The Travel Industry Association (TIA) has expressed concern that new documentation requirements for crossing the U.S.-Canadian border that are scheduled to take effect on January 31, 2008, as part of the Western Hemisphere Travel Initiative (WHTI) could result in significant economic harm. Canadians made more than 40 million visits to the United States in 2006, spending more than $13.5 billion, according to Statistics Canada and the U.S. Dept. of Commerce.
"Canadian travel to America is too important to place at risk," said Roger Dow, president and CEO of the Travel Industry Association. "Just a five percent decline in Canadian visits to the United States could cost the American economy nearly $700 million. At a time when we must stimulate our economy, we cannot afford to implement the Western Hemisphere Travel Initiative in a way that will hinder legitimate border travel without enhancing security."
TIA recently reiterated its support for WHTI, but shares the concern of many in Congress that the proposed policy change has been inadequately communicated and should be reconsidered given the confusion that already exists among travelers in Canada and the United States.

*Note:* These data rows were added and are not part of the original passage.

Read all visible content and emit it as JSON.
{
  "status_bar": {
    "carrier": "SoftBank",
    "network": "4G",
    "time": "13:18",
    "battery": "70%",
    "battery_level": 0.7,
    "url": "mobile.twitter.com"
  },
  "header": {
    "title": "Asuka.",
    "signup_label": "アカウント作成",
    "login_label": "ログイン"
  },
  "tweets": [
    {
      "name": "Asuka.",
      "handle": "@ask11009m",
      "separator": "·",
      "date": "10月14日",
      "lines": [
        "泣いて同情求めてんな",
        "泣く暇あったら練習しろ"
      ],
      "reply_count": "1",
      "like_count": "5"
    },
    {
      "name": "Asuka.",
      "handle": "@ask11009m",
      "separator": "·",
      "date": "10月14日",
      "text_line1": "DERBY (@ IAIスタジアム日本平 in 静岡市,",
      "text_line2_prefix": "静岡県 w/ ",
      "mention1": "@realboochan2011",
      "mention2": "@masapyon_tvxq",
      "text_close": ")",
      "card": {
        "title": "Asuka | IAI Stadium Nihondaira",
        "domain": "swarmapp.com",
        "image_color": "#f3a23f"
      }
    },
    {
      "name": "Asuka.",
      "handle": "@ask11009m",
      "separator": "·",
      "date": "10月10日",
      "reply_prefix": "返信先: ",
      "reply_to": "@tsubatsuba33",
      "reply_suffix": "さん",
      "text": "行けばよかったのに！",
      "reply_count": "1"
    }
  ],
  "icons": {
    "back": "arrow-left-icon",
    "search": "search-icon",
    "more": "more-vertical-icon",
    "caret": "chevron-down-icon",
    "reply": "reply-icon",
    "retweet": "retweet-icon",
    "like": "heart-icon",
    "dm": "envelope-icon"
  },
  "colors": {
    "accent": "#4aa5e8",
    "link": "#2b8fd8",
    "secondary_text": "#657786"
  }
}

The travel community strongly supports ending the acceptance of oral declarations to enhance security at the border. However, requiring travelers to carry a birth certificate is onerous in the absence of robust, advance outreach to travelers. The Department of Homeland Security (DHS) itself has argued that birth certificates are unreliable documents that present verification difficulties for border inspectors. To limit confusion and the threat to commerce, DHS should enhance security by requiring only a government-issued photo ID (such as a current driver's license) until next generation travel documents have been widely adopted and DHS certifies compliance with statutory criteria necessary to transition to full WHTI implementation at land and sea ports of entry after June 2009. Visit http://www.tia.org. (DB)